1. A great Prehistoric fortress crowns a spur of Moel Famau that towers above the Vale of Clwyd. The fort is roughly oval, about 200m north-south by 180m with an area of 2.7ha. Some 'diggings' were undertaken in 1849, but the site is otherwise unexcavated.
The fort is enclosed by two lines of ramparts separated by a ditch. The outer rampart is a massive drystone construction and the inner rampart is probably a similar construction. There are outworks on the north and north-east, where the fort faces onto a narrow neck joining the main mountain massif. These consists of a ditch and an external bank of simple dump construction. There may have been a drystone rampart within the ditch: a mass of tumbled stone sealing a single sherd of Roman pottery was found in the ditch in 1849.

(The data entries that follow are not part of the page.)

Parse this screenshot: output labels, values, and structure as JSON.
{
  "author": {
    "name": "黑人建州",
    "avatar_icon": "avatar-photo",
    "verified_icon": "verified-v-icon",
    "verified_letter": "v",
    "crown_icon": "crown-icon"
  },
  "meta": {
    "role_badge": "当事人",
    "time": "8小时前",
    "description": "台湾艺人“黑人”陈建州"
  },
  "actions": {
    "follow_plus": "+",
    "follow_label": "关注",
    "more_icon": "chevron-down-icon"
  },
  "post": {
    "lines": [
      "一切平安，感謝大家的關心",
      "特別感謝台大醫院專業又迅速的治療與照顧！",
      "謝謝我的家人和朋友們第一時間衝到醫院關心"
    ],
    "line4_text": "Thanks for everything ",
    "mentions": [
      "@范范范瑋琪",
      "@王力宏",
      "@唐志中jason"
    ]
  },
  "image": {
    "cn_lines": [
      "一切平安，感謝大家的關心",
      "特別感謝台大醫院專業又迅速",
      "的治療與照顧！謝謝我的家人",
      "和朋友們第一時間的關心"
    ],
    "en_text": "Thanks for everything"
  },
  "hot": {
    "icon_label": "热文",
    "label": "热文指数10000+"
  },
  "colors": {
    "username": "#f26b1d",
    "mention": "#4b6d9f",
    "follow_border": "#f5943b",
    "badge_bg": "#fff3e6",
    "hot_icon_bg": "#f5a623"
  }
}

There are two entrances both with prominent 15m deep in-turns. The western entrances opens onto headlong slopes, whilst the eastern opens onto the neck. Here the corresponding openings in the outer ramparts and ditches are offset, creating a zigzag approach.
The interior is uneven. Thirteen circular building platforms have been recorded by CPAT. These would have held great thatched roundhouses. 'Rude paving' recorded within the eastern entrance in 1849 may mark the site of further buildings.

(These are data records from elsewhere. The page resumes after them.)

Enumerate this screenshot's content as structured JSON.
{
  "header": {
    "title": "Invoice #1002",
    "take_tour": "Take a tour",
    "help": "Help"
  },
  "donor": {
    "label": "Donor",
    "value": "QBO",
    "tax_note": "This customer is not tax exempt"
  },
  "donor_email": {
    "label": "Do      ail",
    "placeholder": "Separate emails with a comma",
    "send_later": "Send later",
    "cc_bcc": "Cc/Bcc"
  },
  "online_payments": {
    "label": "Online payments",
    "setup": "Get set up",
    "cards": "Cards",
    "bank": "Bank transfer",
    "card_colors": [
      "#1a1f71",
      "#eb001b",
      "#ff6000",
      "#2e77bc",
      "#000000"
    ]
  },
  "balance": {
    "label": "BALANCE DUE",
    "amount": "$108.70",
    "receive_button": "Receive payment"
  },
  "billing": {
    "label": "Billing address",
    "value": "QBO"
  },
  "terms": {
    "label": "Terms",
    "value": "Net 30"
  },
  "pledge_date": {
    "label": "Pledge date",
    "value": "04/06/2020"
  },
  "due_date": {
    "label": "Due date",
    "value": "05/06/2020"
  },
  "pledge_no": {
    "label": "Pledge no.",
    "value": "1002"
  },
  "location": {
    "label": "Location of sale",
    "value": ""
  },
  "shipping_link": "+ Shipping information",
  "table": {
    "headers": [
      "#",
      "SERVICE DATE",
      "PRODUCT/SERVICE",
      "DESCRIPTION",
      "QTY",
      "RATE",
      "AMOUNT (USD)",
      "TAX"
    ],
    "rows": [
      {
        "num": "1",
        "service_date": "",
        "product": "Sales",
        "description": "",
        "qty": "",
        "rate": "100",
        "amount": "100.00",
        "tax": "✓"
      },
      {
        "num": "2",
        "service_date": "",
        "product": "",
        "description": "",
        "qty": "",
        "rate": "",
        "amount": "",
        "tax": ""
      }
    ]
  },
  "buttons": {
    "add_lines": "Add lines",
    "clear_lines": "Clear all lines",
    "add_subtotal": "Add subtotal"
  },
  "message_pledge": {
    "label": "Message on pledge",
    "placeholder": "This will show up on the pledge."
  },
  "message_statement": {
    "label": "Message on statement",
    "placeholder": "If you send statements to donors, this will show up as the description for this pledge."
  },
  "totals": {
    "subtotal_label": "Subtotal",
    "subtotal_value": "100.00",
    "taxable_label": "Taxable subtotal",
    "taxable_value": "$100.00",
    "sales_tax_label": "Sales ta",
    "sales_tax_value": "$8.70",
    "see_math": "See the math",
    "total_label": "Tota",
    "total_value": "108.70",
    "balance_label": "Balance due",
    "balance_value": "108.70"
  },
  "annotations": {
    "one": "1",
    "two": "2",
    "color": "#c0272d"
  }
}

Hillforts such as this are characteristic of later Prehistoric settlement and were often occupied through the Roman period. Moel-y-Gaer is likely to have been an important local centre, possibly the site of great assemblies or festivals.

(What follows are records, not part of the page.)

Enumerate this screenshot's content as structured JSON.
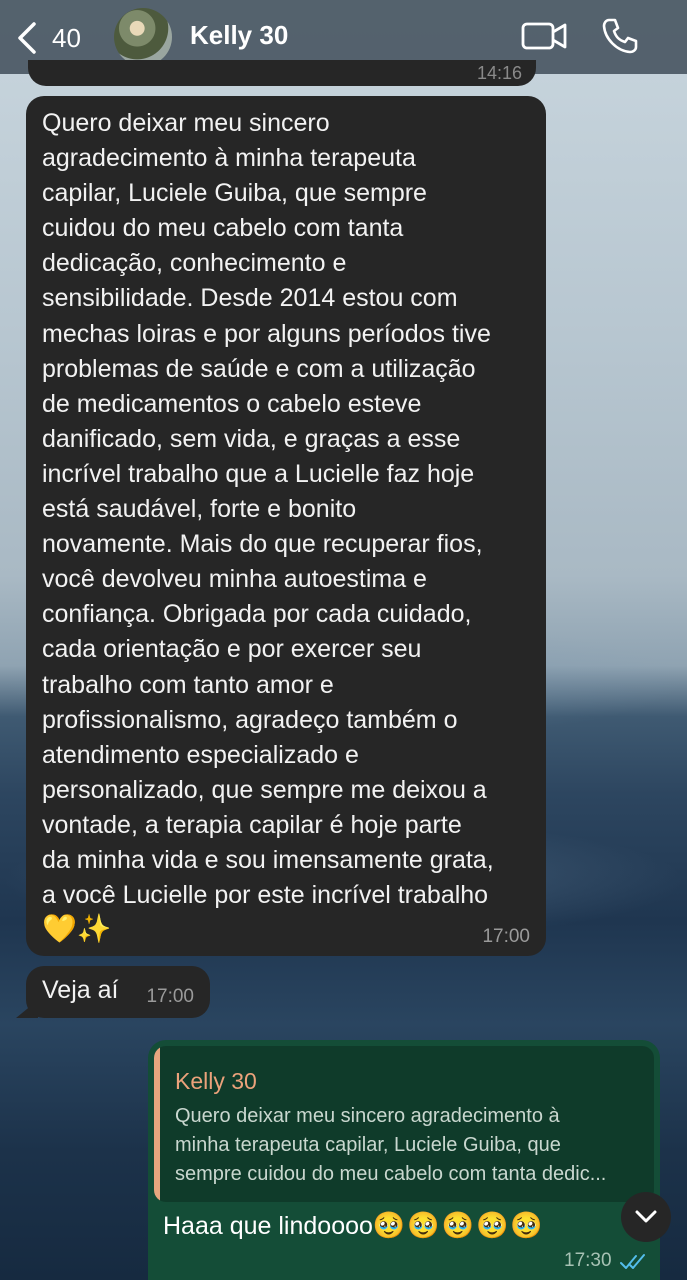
{
  "header": {
    "back_count": "40",
    "contact_name": "Kelly 30",
    "icons": [
      "chevron-left-icon",
      "video-camera-icon",
      "phone-icon"
    ]
  },
  "messages": {
    "previous_time": "14:16",
    "msg1": {
      "text": "Quero deixar meu sincero\nagradecimento à minha terapeuta\ncapilar, Luciele Guiba, que sempre\ncuidou do meu cabelo com tanta\ndedicação, conhecimento e\nsensibilidade. Desde 2014  estou com\nmechas loiras e por alguns períodos tive\nproblemas de saúde e com a utilização\nde medicamentos o cabelo esteve\ndanificado, sem vida, e graças a esse\nincrível trabalho que a Lucielle faz hoje\nestá saudável, forte e bonito\nnovamente. Mais do que recuperar fios,\nvocê devolveu minha autoestima e\nconfiança. Obrigada por cada cuidado,\ncada orientação e por exercer seu\ntrabalho com tanto amor e\nprofissionalismo, agradeço também o\natendimento especializado e\npersonalizado, que sempre me deixou a\nvontade, a terapia capilar é hoje parte\nda minha vida e sou imensamente grata,\na você Lucielle por este incrível trabalho",
      "emoji_heart": "💛",
      "emoji_sparkles": "✨",
      "time": "17:00"
    },
    "msg2": {
      "text": "Veja aí",
      "time": "17:00"
    },
    "outgoing": {
      "quote_author": "Kelly 30",
      "quote_text": "Quero deixar meu sincero agradecimento à\nminha terapeuta capilar, Luciele Guiba, que\nsempre cuidou do meu cabelo com tanta dedic...",
      "text": "Haaa que lindoooo",
      "emojis": "🥹🥹🥹🥹🥹",
      "time": "17:30",
      "status": "read-double-check-icon"
    }
  },
  "colors": {
    "incoming_bubble": "#262626",
    "outgoing_bubble": "#144d37",
    "quote_accent": "#eba27b",
    "read_ticks": "#53bdeb"
  }
}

Sources: Ffoulkes. 1852. Archaeologia Cambrensis New Series I, 174-81.
Davies. 1929. 'Prehistoric & Roman Remains of Denbighshire', 186-9.
Recorded as part of Uplands Initiative Survey. W B Horton, Hayman & Horton, 15/06/2007.
RCAHMW, 16 September 2008.
2. Re-surveyed for the Heather and Hillforts project by Engineering Archaeological Services (EAS) and subjected to geophysical survey. This revealed areas of intense burning close to the main gateway. This area was investigated in an excavation by Prof. Raimund Karl, University of Bangor, in 2009.
T. Driver, RCAHMW, 17th May 2010.